It’s a bit harsh, but I’ve been accused of driving a hairdresser’s car. What, me? In my MINI Roadster? What exactly is a hairdresser’s car anyway? It could be defined as a car that appeals to women first, followed closely by image-conscious men, but is that such a bad thing? And should it stop a man like me from enjoying a car like this?
Let’s face it, ever since the new MINI arrived in 2001, it’s been favoured by the fairer sex. At the press launch of the Roadster last year, MINI execs were keen to point out that the ‘macho’ newcomer was designed to shift that more towards red-blooded males, but they weren’t fooling anyone.
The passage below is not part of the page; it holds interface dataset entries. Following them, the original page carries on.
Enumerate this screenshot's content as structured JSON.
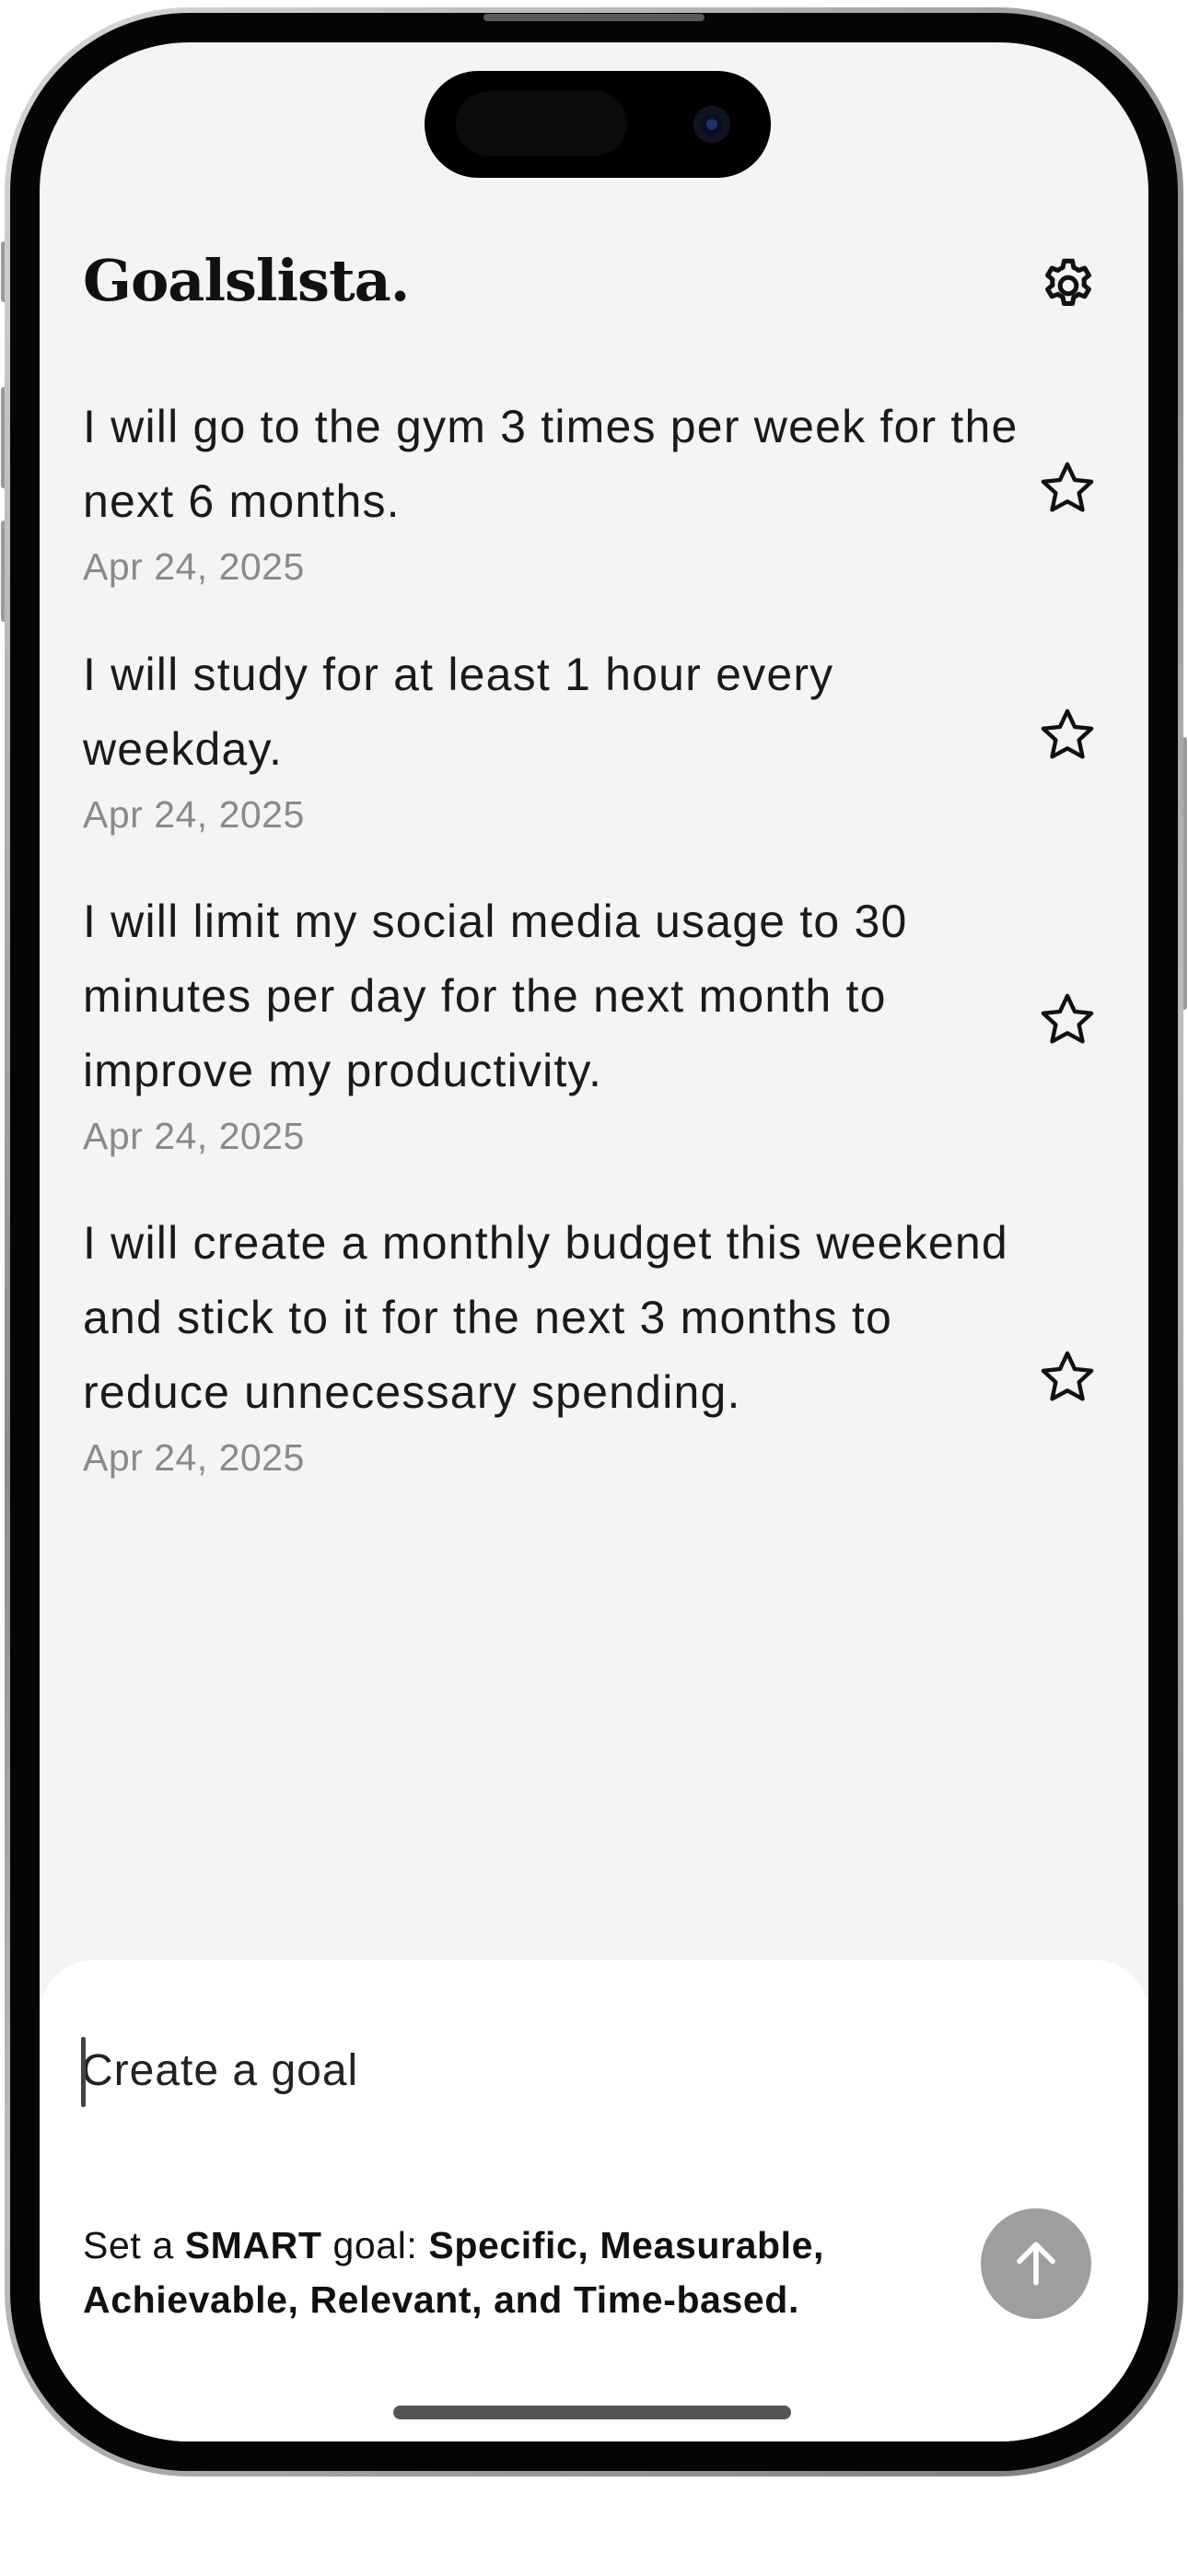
{
  "app": {
    "title": "Goalslista."
  },
  "goals": [
    {
      "text": "I will go to the gym 3 times per week for the next 6 months.",
      "date": "Apr 24, 2025"
    },
    {
      "text": "I will study for at least 1 hour every weekday.",
      "date": "Apr 24, 2025"
    },
    {
      "text": "I will limit my social media usage to 30 minutes per day for the next month to improve my productivity.",
      "date": "Apr 24, 2025"
    },
    {
      "text": "I will create a monthly budget this weekend and stick to it for the next 3 months to reduce unnecessary spending.",
      "date": "Apr 24, 2025"
    }
  ],
  "composer": {
    "placeholder": "Create a goal",
    "hint_prefix": "Set a ",
    "hint_smart": "SMART",
    "hint_middle": " goal: ",
    "hint_criteria": "Specific, Measurable, Achievable, Relevant, and Time-based."
  },
  "icons": {
    "settings": "gear-icon",
    "favorite": "star-outline-icon",
    "send": "arrow-up-icon"
  },
  "colors": {
    "background": "#f4f4f4",
    "sheet": "#ffffff",
    "send_button": "#9e9e9e",
    "date_text": "#8a8a8a"
  }
}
And as our straw poll of the public – taken on the streets of fashionable East London – shows, it’s obvious how this car is perceived.
But everyone is entitled to their own opinion, and this is where I stand: I’m a big fan. Okay, so driving a two-seater sports car carries some stigma, but the Roadster’s chunky looks are definitely growing on me, especially with the JCW bodykit, racing stripes and big wheels. As I’ve said before, I think the two-seater layout with a bigger boot is a more efficient use of the space available than the MINI Convertible, with its tiny boot and cramped rear seats.
There are a few issues, though, and the first is refinement. With the roof up, the Roadster is a far cry from the Coupe. It’s a good thing we have the top-spec Harman Kardon stereo fitted, because with all the wind and tyre noise at motorway speeds, we wouldn’t be able to hear the radio. And although our Cooper S isn’t even the firmest model in the range (that’s the JCW Roadster), the suspension is fairly unforgiving over imperfections in the road.
There are other niggles, too. Build quality is generally top-notch, as you’d expect from a BMW-engineered product, but the passenger seatbelt tends to knock against the door if you’re driving alone – I’ve taken to fastening it across the seat when it’s not in use.
Then there’s the rear spoiler, which pops up automatically above 50mph. While it’s a neat touch, it blocks the bottom third of your already narrow view out the back. The multispoke alloy wheels look fantastic, yet they’re a nightmare to clean, while the manual hood release is a bit of a chore – you twist the handle and give a firm push upwards before the motors take over.
So the Roadster hasn’t got the same impeccable refinement as an Audi TT, and the ergonomics aren’t perfect, but none of that bothers me as much as it should. The overriding sensation when I’m driving is a great feeling of connection to the car and the road – something that’s rare these days.
All the major controls – the steering, gearchange, brakes and throttle – have a wonderful mechanical precision to them that reeks of obsessive engineering. But there’s character here, too. I can’t drive to the end of the road without selecting Sport mode and listening to the pops and bangs from the exhaust on the overrun. And why anyone would go for the overpriced JCW version when the Cooper S feels just as quick as this is frankly beyond me.
It will be interesting to see how the Roadster copes with winter, but for now we’re enjoying every minute of our time with it, whatever other people say.
“The Roadster is fun but flawed. Refinement is poor and on bumpy roads the handling can be wayward. Yet it’s hard to ignore the car’s strong performance, burbling soundtrack and razor-sharp responses.”
Luke Madden, Deputy news editor
“I’ve been cruel about recent models from MINI, but this one makes sense. It looks good and BMW has obviously put a lot of thought into the packaging and price.”
sgtgrash, via www.autoexpress.co.uk
“I like the MINI, but I’d have to get it in black. I’ve got a Brabus Smart car, which isn’t the most manly thing, though.”
Koran Ismail, 18, Assistant, Jack the Clipper
“It’s definitely a girl’s car. The only boy I could see driving this is an Essex boy.”
Lily Kay, 24, Event business manager
“I think it’s a great-looking car. I wouldn’t buy one, though – maybe my girlfriend would.”
Ivan Ivanov, 35, Hairdresser